• **WORK TO BE COMPLETED**
Repeat every record exactly.

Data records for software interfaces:
----------------

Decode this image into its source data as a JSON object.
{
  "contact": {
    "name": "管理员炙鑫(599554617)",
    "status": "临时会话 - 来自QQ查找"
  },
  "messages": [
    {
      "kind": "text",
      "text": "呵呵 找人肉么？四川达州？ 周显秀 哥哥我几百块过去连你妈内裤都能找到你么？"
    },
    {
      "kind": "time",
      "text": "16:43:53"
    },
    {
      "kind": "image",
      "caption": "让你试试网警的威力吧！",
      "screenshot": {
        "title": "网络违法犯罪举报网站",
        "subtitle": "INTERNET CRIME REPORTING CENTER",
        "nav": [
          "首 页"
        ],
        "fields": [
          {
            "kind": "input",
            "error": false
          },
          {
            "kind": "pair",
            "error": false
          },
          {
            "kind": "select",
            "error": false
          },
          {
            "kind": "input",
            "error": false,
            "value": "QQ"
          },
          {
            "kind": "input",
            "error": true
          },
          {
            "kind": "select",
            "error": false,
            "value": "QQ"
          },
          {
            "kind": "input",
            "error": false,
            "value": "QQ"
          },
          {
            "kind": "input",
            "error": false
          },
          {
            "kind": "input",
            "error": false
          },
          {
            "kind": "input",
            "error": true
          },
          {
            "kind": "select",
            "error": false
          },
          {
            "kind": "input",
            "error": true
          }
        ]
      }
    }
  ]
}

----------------

• **TASK ANSWER**
Decode this image into its source data as a JSON object.
{
  "contact": {
    "name": "管理员炙鑫(599554617)",
    "status": "临时会话 - 来自QQ查找"
  },
  "messages": [
    {
      "kind": "text",
      "text": "呵呵 找人肉么？四川达州？ 周显秀 哥哥我几百块过去连你妈内裤都能找到你么？"
    },
    {
      "kind": "time",
      "text": "16:43:53"
    },
    {
      "kind": "image",
      "caption": "让你试试网警的威力吧！",
      "screenshot": {
        "title": "网络违法犯罪举报网站",
        "subtitle": "INTERNET CRIME REPORTING CENTER",
        "nav": [
          "首 页"
        ],
        "fields": [
          {
            "kind": "input",
            "error": false
          },
          {
            "kind": "pair",
            "error": false
          },
          {
            "kind": "select",
            "error": false
          },
          {
            "kind": "input",
            "error": false,
            "value": "QQ"
          },
          {
            "kind": "input",
            "error": true
          },
          {
            "kind": "select",
            "error": false,
            "value": "QQ"
          },
          {
            "kind": "input",
            "error": false,
            "value": "QQ"
          },
          {
            "kind": "input",
            "error": false
          },
          {
            "kind": "input",
            "error": false
          },
          {
            "kind": "input",
            "error": true
          },
          {
            "kind": "select",
            "error": false
          },
          {
            "kind": "input",
            "error": true
          }
        ]
      }
    }
  ]
}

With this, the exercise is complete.